Begin every online session by engaging people right away with workshops and meeting energizers.

Workshop and Meetings Energizers Template
Mad Sad Glad Retrospective Thumbnail
Preview

Mad Sad Glad Retrospective

Works best for:

Brainstorming, Ideation

It's tempting to measure a sprint’s success solely by whether goals and timelines were met. But there’s another important success metric: emotions. And Mad Sad Glad is a popular, effective technique for teams to explore and share their emotions after a sprint. That allows you to highlight the positive, underline the concerns, and decide how to move forward as a team. This template makes it easy to conduct a Mad Sad Glad that helps you build trust, improve team morale, and increase engagement.

Mad Sad Glad Retrospective
Johari Window Thumbnail
Preview

Johari Window Model

Works best for:

Leadership, Meetings, Retrospectives

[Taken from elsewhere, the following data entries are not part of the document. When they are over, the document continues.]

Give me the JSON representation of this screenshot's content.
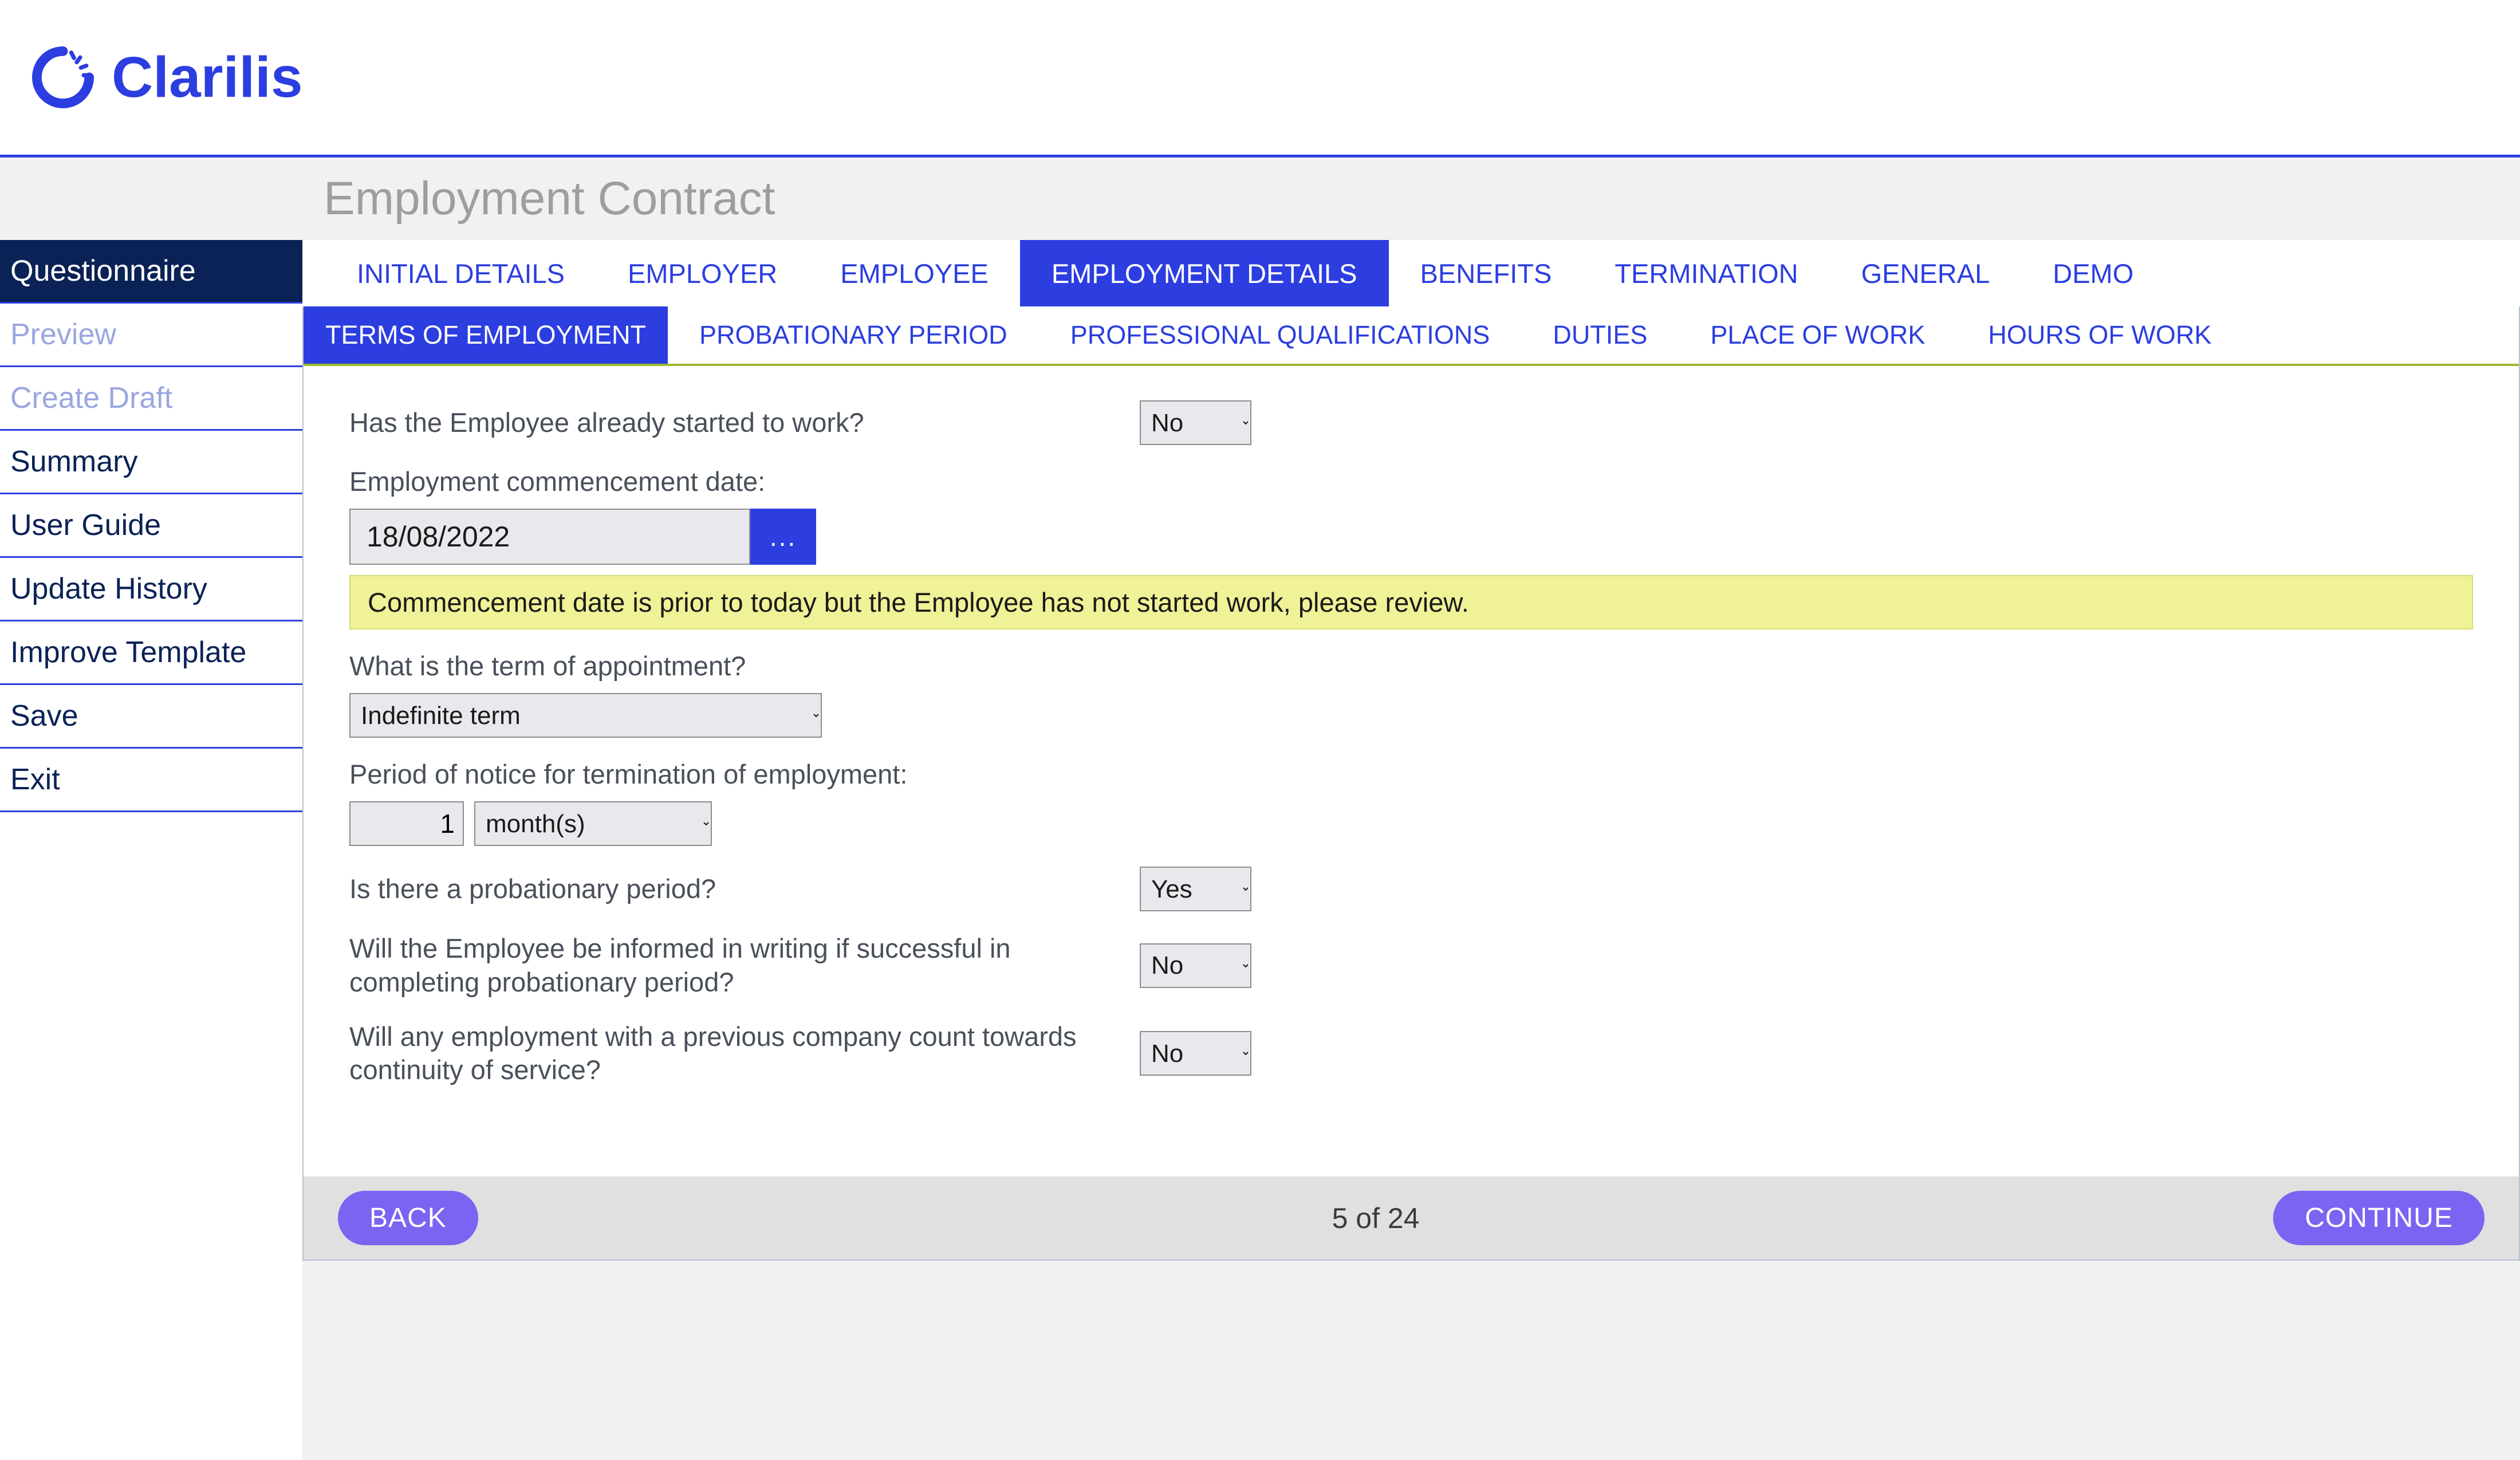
{
  "brand": {
    "name": "Clarilis"
  },
  "page_title": "Employment Contract",
  "sidebar": {
    "items": [
      {
        "label": "Questionnaire",
        "state": "active"
      },
      {
        "label": "Preview",
        "state": "faded"
      },
      {
        "label": "Create Draft",
        "state": "faded"
      },
      {
        "label": "Summary",
        "state": ""
      },
      {
        "label": "User Guide",
        "state": ""
      },
      {
        "label": "Update History",
        "state": ""
      },
      {
        "label": "Improve Template",
        "state": ""
      },
      {
        "label": "Save",
        "state": ""
      },
      {
        "label": "Exit",
        "state": ""
      }
    ]
  },
  "tabs_primary": [
    {
      "label": "INITIAL DETAILS",
      "active": false
    },
    {
      "label": "EMPLOYER",
      "active": false
    },
    {
      "label": "EMPLOYEE",
      "active": false
    },
    {
      "label": "EMPLOYMENT DETAILS",
      "active": true
    },
    {
      "label": "BENEFITS",
      "active": false
    },
    {
      "label": "TERMINATION",
      "active": false
    },
    {
      "label": "GENERAL",
      "active": false
    },
    {
      "label": "DEMO",
      "active": false
    }
  ],
  "tabs_secondary": [
    {
      "label": "TERMS OF EMPLOYMENT",
      "active": true
    },
    {
      "label": "PROBATIONARY PERIOD",
      "active": false
    },
    {
      "label": "PROFESSIONAL QUALIFICATIONS",
      "active": false
    },
    {
      "label": "DUTIES",
      "active": false
    },
    {
      "label": "PLACE OF WORK",
      "active": false
    },
    {
      "label": "HOURS OF WORK",
      "active": false
    }
  ],
  "form": {
    "q_started": {
      "label": "Has the Employee already started to work?",
      "value": "No"
    },
    "q_commence": {
      "label": "Employment commencement date:",
      "value": "18/08/2022",
      "picker_label": "..."
    },
    "warning": "Commencement date is prior to today but the Employee has not started work, please review.",
    "q_term": {
      "label": "What is the term of appointment?",
      "value": "Indefinite term"
    },
    "q_notice": {
      "label": "Period of notice for termination of employment:",
      "num": "1",
      "unit": "month(s)"
    },
    "q_probation": {
      "label": "Is there a probationary period?",
      "value": "Yes"
    },
    "q_inform_writing": {
      "label": "Will the Employee be informed in writing if successful in completing probationary period?",
      "value": "No"
    },
    "q_continuity": {
      "label": "Will any employment with a previous company count towards continuity of service?",
      "value": "No"
    }
  },
  "footer": {
    "back": "BACK",
    "continue": "CONTINUE",
    "pager": "5 of 24"
  }
}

Understanding — it’s the key to trusting others better and yourself better as well. Built on that idea, a Johari Window is a framework designed to enhance team understanding by getting participants to fill in four quadrants, each of which reveals something they might not know about themselves or about others. Use this template to conduct a Johari Window exercise when you’re experiencing organizational growth, to deepen cross-functional or intra-team connections, help employees communicate better, and cultivate empathy.

Johari Window Model
Gap Analysis Thumbnail
Preview

Gap Analysis Template

Works best for:

Marketing, Strategic Planning, Business Management

Consider your team’s or organization’s ideal state. Now compare it to your current real-world situation. Want to identify the gaps or obstacles that stand between your present and future? Then you’re ready to run a gap analysis. This easy-to-customize template will let your team align on what obstacles are preventing you from hitting your goals sooner, collaborate on a plan to achieve those goals, and push your organization toward growth and development. You can focus on specific gap analyses — including for skills, candidates, software, processes, vendors, data, and more.

Gap Analysis Template
Bulls Eye Thumbnail
Preview

Bull's Eye Diagram Template

Works best for:

Diagrams, Project Management, Prioritization

When you’re a growing organization, every decision can feel like it has make-or-break consequences—which can lead to decision paralysis, an inability to prioritize, inefficient meetings, and even low morale. If that sounds like you, put a Bull’s Eye Diagram to work. True to its name, a Bull’s Eye Diagram uses a model of concentric circles to help companies establish priorities, make critical decisions, or discuss how to remove or overcome obstacles.

Bull's Eye Diagram Template
to-do-list-thumb-web
Preview

To-do List Template

Works best for:

Project Management, Education, Decision Making

A to-do list helps teams manage, organize, and prioritize their upcoming tasks. As a result, they can improve time management and streamline work operations. Using Miro’s to-do list template, teams create interactive, collaborative, and user-friendly task lists.

To-do List Template